**TASK PROMPT**
Retype each entry verbatim. Do not include the images.

**Excerpts from an interface dataset**
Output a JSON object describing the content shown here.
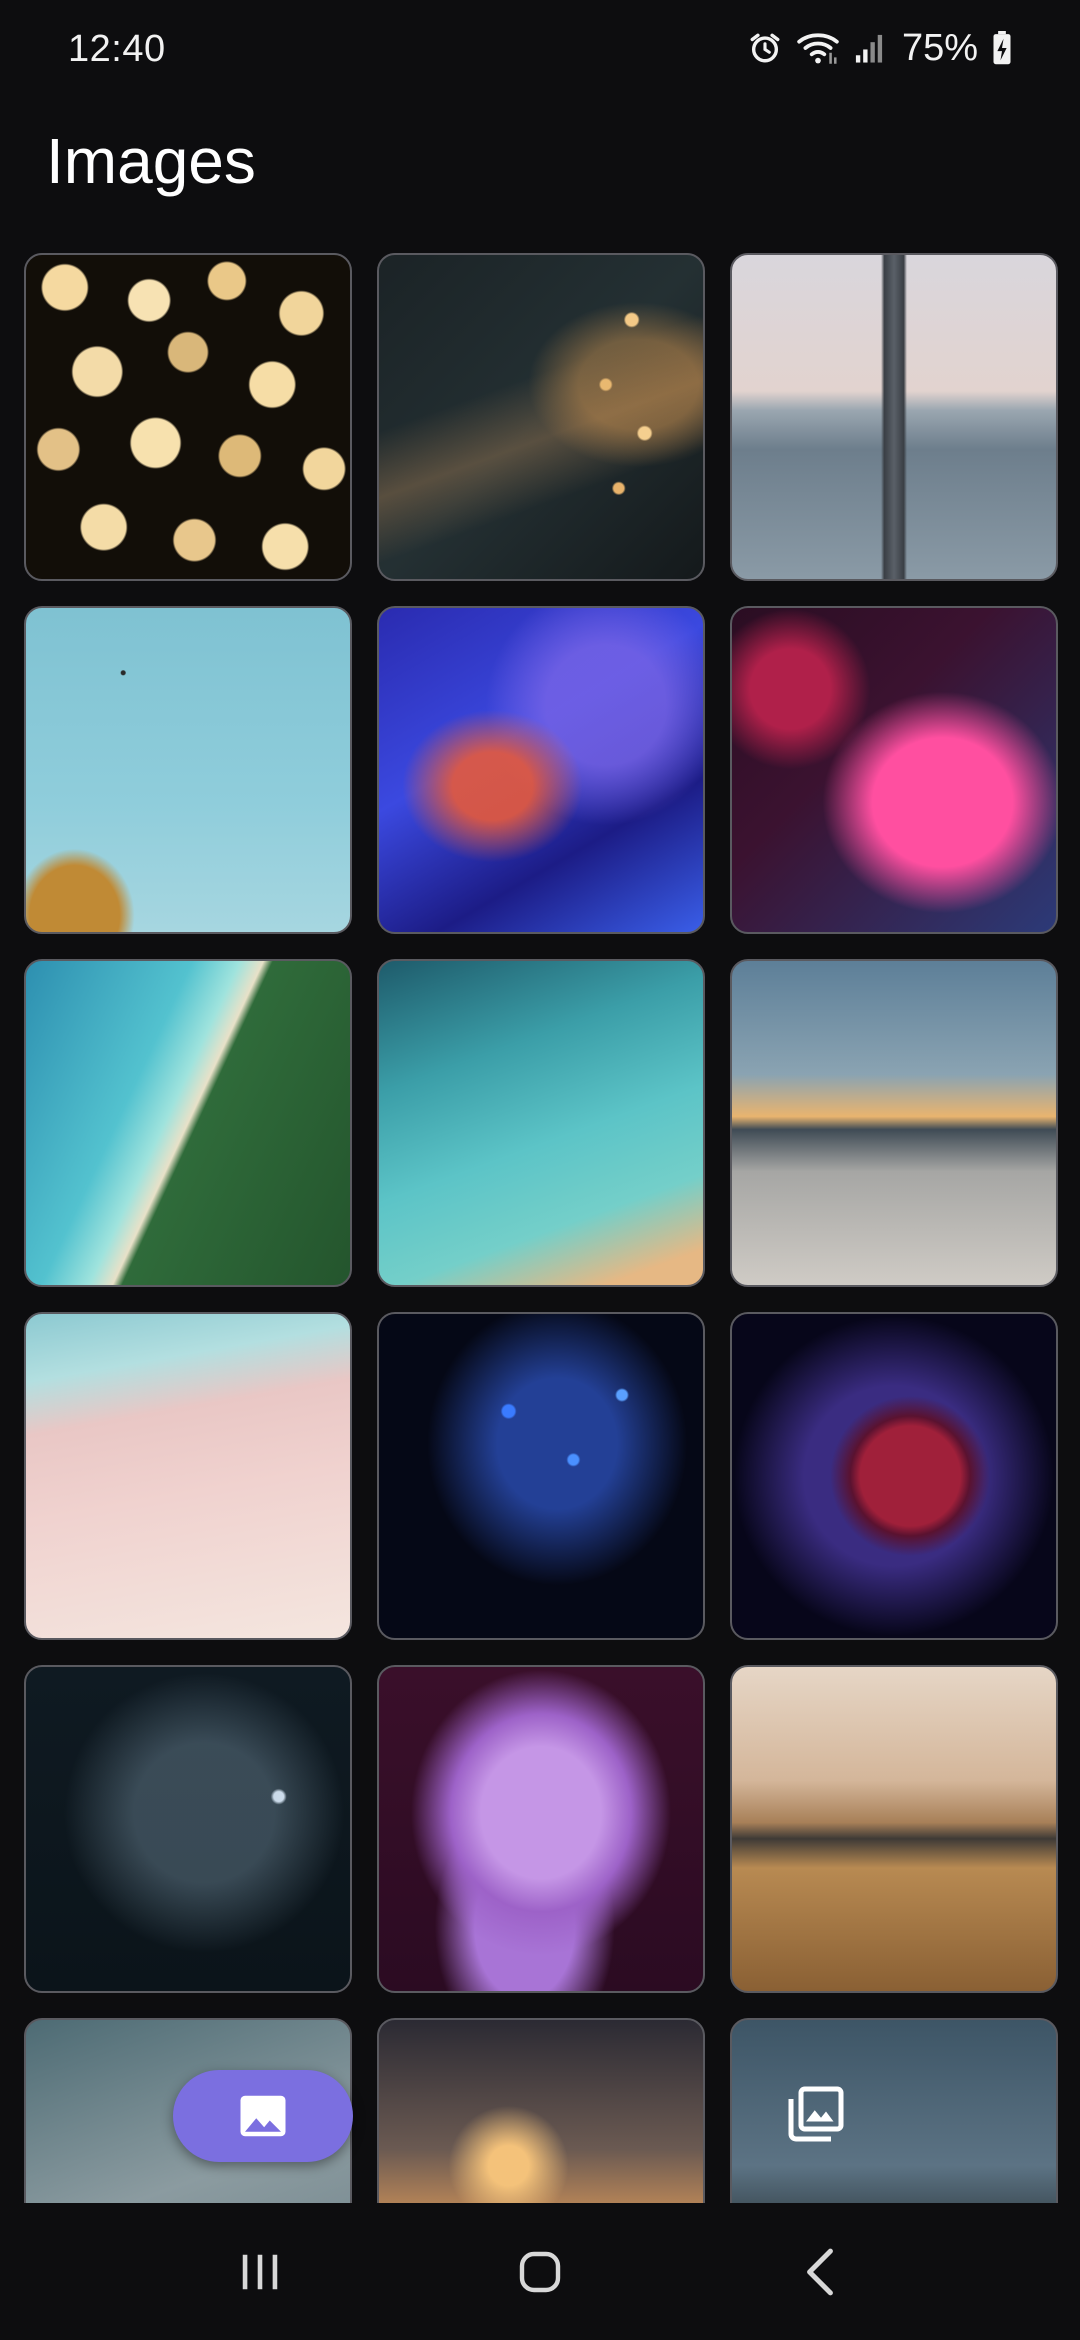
{
  "status_bar": {
    "time": "12:40",
    "battery_percent": "75%",
    "icons": [
      "alarm-icon",
      "wifi-icon",
      "cell-signal-icon",
      "battery-charging-icon"
    ]
  },
  "page": {
    "title": "Images"
  },
  "grid": {
    "tiles": [
      {
        "name": "image-gold-bokeh",
        "style": "t-bokeh-gold"
      },
      {
        "name": "image-string-lights",
        "style": "t-string-lights"
      },
      {
        "name": "image-feather",
        "style": "t-feather"
      },
      {
        "name": "image-birds-sky",
        "style": "t-birds"
      },
      {
        "name": "image-blue-abstract",
        "style": "t-blue-abstract"
      },
      {
        "name": "image-pink-blur",
        "style": "t-pink-blur"
      },
      {
        "name": "image-coast-aerial",
        "style": "t-coast"
      },
      {
        "name": "image-sea-aerial",
        "style": "t-sea-aerial"
      },
      {
        "name": "image-lifeguard-beach",
        "style": "t-beach"
      },
      {
        "name": "image-pink-sand",
        "style": "t-pink-sand"
      },
      {
        "name": "image-fiber-optics",
        "style": "t-fiber"
      },
      {
        "name": "image-plasma-ball",
        "style": "t-plasma"
      },
      {
        "name": "image-light-cubes",
        "style": "t-cubes"
      },
      {
        "name": "image-purple-ink",
        "style": "t-ink"
      },
      {
        "name": "image-grass-sunset",
        "style": "t-grass-sunset"
      },
      {
        "name": "image-palm-leaves",
        "style": "t-palm"
      },
      {
        "name": "image-sunset-reeds",
        "style": "t-sunset-reeds"
      },
      {
        "name": "image-forest-sky",
        "style": "t-forest"
      }
    ]
  },
  "fab": {
    "icon": "image-icon",
    "color": "#7b6fe0"
  },
  "overlay": {
    "icon": "photo-library-icon"
  },
  "nav_bar": {
    "buttons": [
      "recent-apps-icon",
      "home-icon",
      "back-icon"
    ]
  }
}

**SOLUTION TO THIS PROBLEM**
Output a JSON object describing the content shown here.
{
  "status_bar": {
    "time": "12:40",
    "battery_percent": "75%",
    "icons": [
      "alarm-icon",
      "wifi-icon",
      "cell-signal-icon",
      "battery-charging-icon"
    ]
  },
  "page": {
    "title": "Images"
  },
  "grid": {
    "tiles": [
      {
        "name": "image-gold-bokeh",
        "style": "t-bokeh-gold"
      },
      {
        "name": "image-string-lights",
        "style": "t-string-lights"
      },
      {
        "name": "image-feather",
        "style": "t-feather"
      },
      {
        "name": "image-birds-sky",
        "style": "t-birds"
      },
      {
        "name": "image-blue-abstract",
        "style": "t-blue-abstract"
      },
      {
        "name": "image-pink-blur",
        "style": "t-pink-blur"
      },
      {
        "name": "image-coast-aerial",
        "style": "t-coast"
      },
      {
        "name": "image-sea-aerial",
        "style": "t-sea-aerial"
      },
      {
        "name": "image-lifeguard-beach",
        "style": "t-beach"
      },
      {
        "name": "image-pink-sand",
        "style": "t-pink-sand"
      },
      {
        "name": "image-fiber-optics",
        "style": "t-fiber"
      },
      {
        "name": "image-plasma-ball",
        "style": "t-plasma"
      },
      {
        "name": "image-light-cubes",
        "style": "t-cubes"
      },
      {
        "name": "image-purple-ink",
        "style": "t-ink"
      },
      {
        "name": "image-grass-sunset",
        "style": "t-grass-sunset"
      },
      {
        "name": "image-palm-leaves",
        "style": "t-palm"
      },
      {
        "name": "image-sunset-reeds",
        "style": "t-sunset-reeds"
      },
      {
        "name": "image-forest-sky",
        "style": "t-forest"
      }
    ]
  },
  "fab": {
    "icon": "image-icon",
    "color": "#7b6fe0"
  },
  "overlay": {
    "icon": "photo-library-icon"
  },
  "nav_bar": {
    "buttons": [
      "recent-apps-icon",
      "home-icon",
      "back-icon"
    ]
  }
}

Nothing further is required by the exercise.